Content starts

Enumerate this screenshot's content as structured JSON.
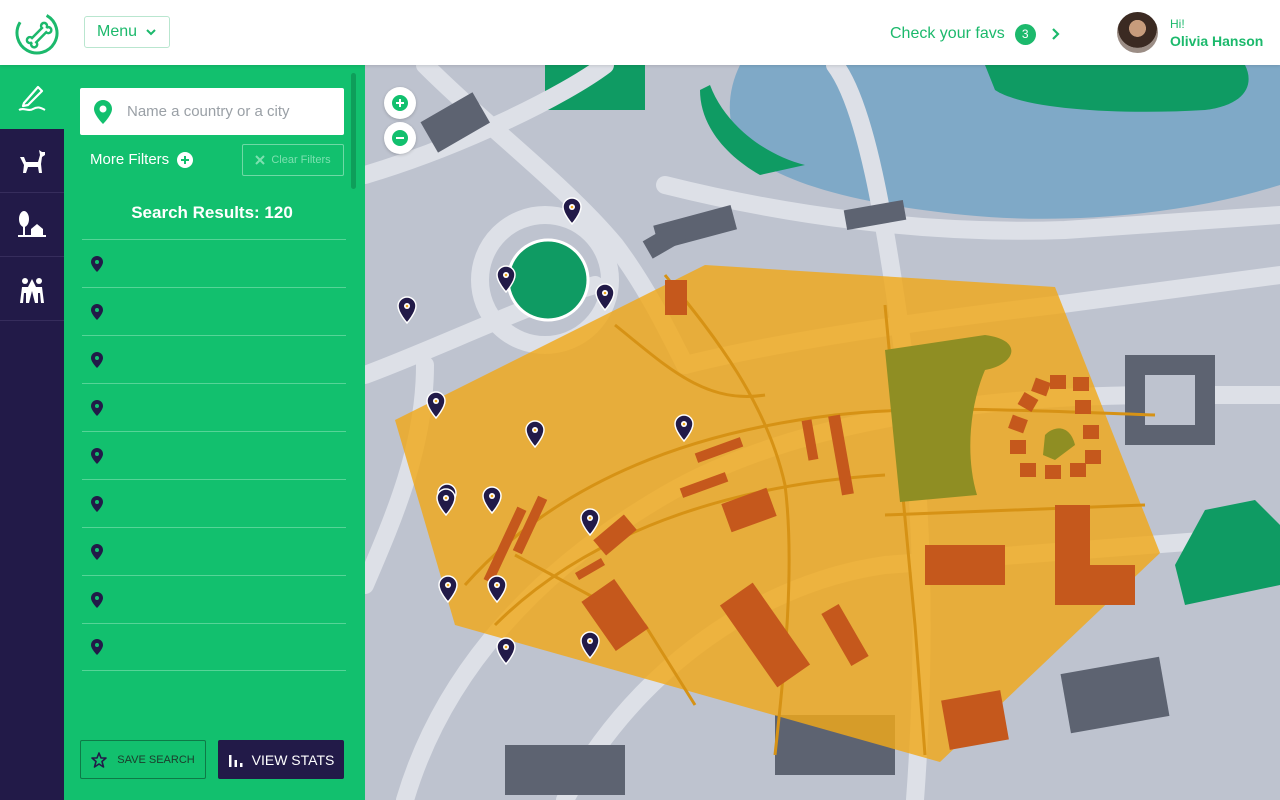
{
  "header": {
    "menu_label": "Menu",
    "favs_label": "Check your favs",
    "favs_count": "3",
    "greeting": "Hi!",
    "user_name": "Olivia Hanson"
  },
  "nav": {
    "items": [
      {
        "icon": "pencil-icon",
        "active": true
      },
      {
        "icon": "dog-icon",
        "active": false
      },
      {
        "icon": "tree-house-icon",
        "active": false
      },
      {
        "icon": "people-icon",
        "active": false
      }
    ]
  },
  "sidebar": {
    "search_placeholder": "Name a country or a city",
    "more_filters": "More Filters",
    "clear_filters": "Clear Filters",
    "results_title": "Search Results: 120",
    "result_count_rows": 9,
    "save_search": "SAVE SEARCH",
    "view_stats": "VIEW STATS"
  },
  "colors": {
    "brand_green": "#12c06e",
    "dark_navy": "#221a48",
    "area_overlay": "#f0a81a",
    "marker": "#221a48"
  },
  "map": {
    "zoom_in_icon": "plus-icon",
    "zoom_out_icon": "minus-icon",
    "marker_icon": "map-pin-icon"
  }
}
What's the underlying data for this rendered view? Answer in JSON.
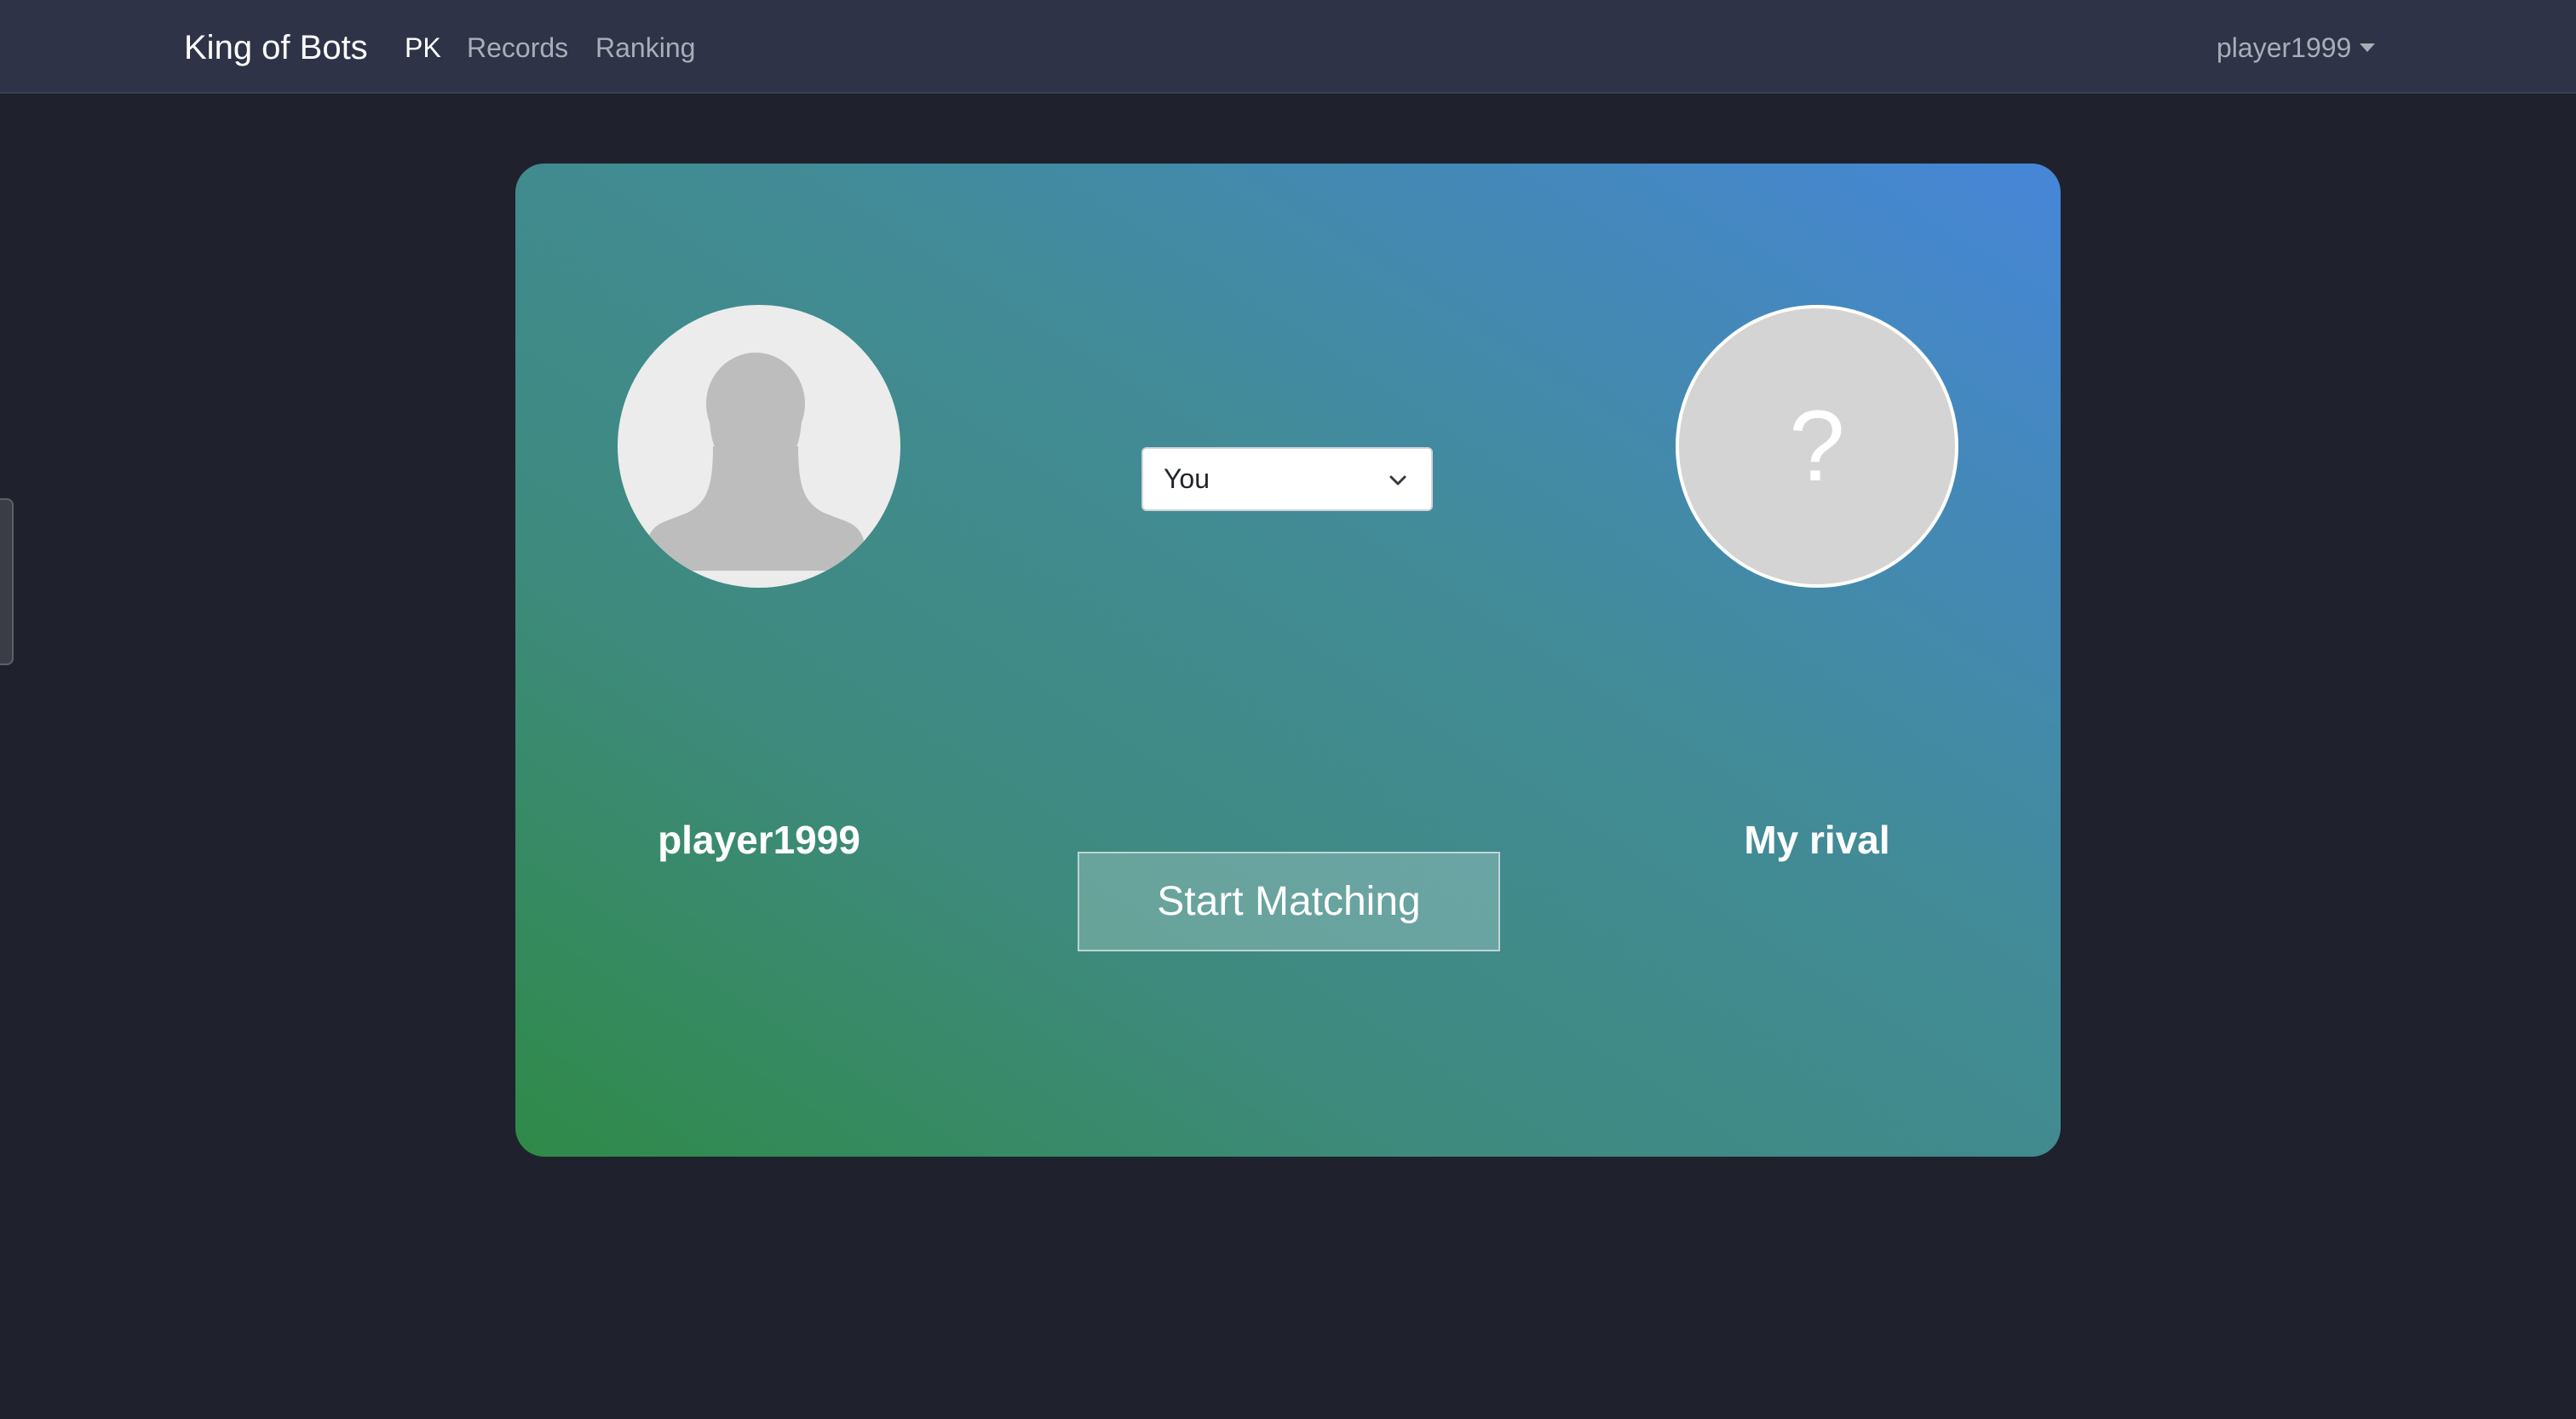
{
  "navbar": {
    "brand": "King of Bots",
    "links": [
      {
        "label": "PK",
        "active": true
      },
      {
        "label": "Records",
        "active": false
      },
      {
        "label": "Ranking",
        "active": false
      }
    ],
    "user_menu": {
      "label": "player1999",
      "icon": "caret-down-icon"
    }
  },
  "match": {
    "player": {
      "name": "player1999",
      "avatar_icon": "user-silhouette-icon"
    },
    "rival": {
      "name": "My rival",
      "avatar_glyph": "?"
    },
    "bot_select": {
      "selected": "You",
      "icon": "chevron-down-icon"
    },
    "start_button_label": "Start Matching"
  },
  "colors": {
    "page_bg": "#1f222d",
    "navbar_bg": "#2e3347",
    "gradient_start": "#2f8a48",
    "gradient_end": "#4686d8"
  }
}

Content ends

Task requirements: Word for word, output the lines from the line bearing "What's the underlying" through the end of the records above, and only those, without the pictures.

Result of this task:
What's the underlying data for this rendered view? Answer in JSON.
{
  "navbar": {
    "brand": "King of Bots",
    "links": [
      {
        "label": "PK",
        "active": true
      },
      {
        "label": "Records",
        "active": false
      },
      {
        "label": "Ranking",
        "active": false
      }
    ],
    "user_menu": {
      "label": "player1999",
      "icon": "caret-down-icon"
    }
  },
  "match": {
    "player": {
      "name": "player1999",
      "avatar_icon": "user-silhouette-icon"
    },
    "rival": {
      "name": "My rival",
      "avatar_glyph": "?"
    },
    "bot_select": {
      "selected": "You",
      "icon": "chevron-down-icon"
    },
    "start_button_label": "Start Matching"
  },
  "colors": {
    "page_bg": "#1f222d",
    "navbar_bg": "#2e3347",
    "gradient_start": "#2f8a48",
    "gradient_end": "#4686d8"
  }
}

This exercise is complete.